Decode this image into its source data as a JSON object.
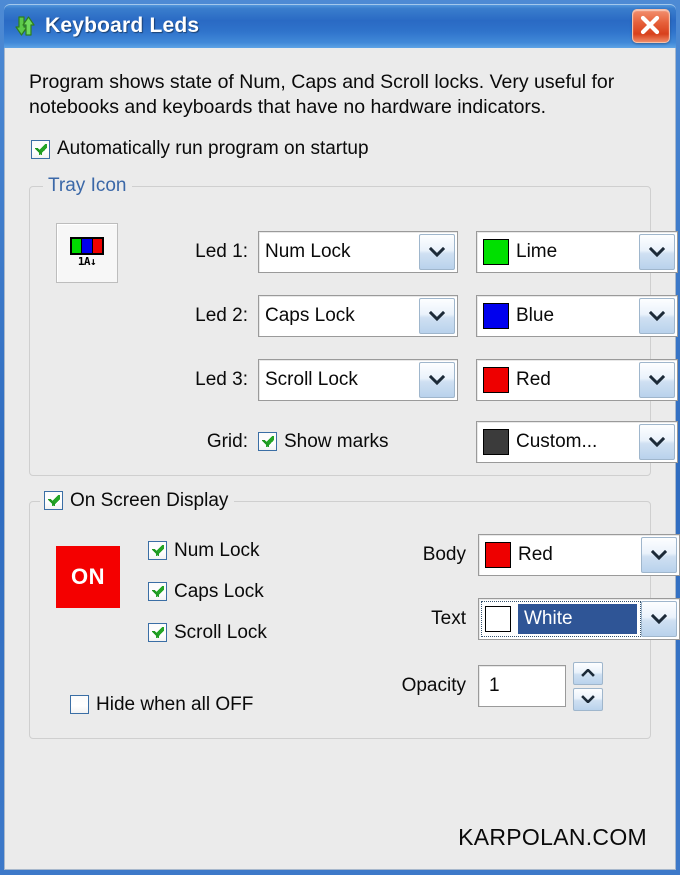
{
  "window": {
    "title": "Keyboard Leds",
    "app_icon": "green-up-down-arrows-icon",
    "close_label": "×",
    "titlebar_color": "#2a6ac4",
    "close_color": "#d8401c"
  },
  "description": "Program shows state of Num, Caps and Scroll locks. Very useful for notebooks and keyboards that have no hardware indicators.",
  "autorun": {
    "label": "Automatically run program on startup",
    "checked": true
  },
  "tray_group": {
    "title": "Tray Icon",
    "title_color": "#3b68a8",
    "preview": {
      "bars": [
        "#00d900",
        "#0000ee",
        "#ee0000"
      ],
      "sub_text": "1A↓"
    },
    "rows": [
      {
        "label": "Led 1:",
        "lock": "Num Lock",
        "color_name": "Lime",
        "color": "#00e000"
      },
      {
        "label": "Led 2:",
        "lock": "Caps Lock",
        "color_name": "Blue",
        "color": "#0000ee"
      },
      {
        "label": "Led 3:",
        "lock": "Scroll Lock",
        "color_name": "Red",
        "color": "#ee0000"
      }
    ],
    "grid": {
      "label": "Grid:",
      "show_marks_label": "Show marks",
      "show_marks_checked": true,
      "color_name": "Custom...",
      "color": "#3b3b3b"
    }
  },
  "osd_group": {
    "title": "On Screen Display",
    "checked": true,
    "preview": {
      "text": "ON",
      "background": "#f40000",
      "text_color": "#ffffff"
    },
    "locks": [
      {
        "label": "Num Lock",
        "checked": true
      },
      {
        "label": "Caps Lock",
        "checked": true
      },
      {
        "label": "Scroll Lock",
        "checked": true
      }
    ],
    "hide_when_off": {
      "label": "Hide when all OFF",
      "checked": false
    },
    "body": {
      "label": "Body",
      "color_name": "Red",
      "color": "#ee0000"
    },
    "text": {
      "label": "Text",
      "color_name": "White",
      "color": "#ffffff",
      "focused": true,
      "highlight": "#2f5596"
    },
    "opacity": {
      "label": "Opacity",
      "value": "1"
    }
  },
  "footer": {
    "text": "KARPOLAN.COM"
  }
}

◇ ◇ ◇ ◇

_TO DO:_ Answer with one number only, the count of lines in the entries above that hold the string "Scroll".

_WORKED SOLUTION:_ 3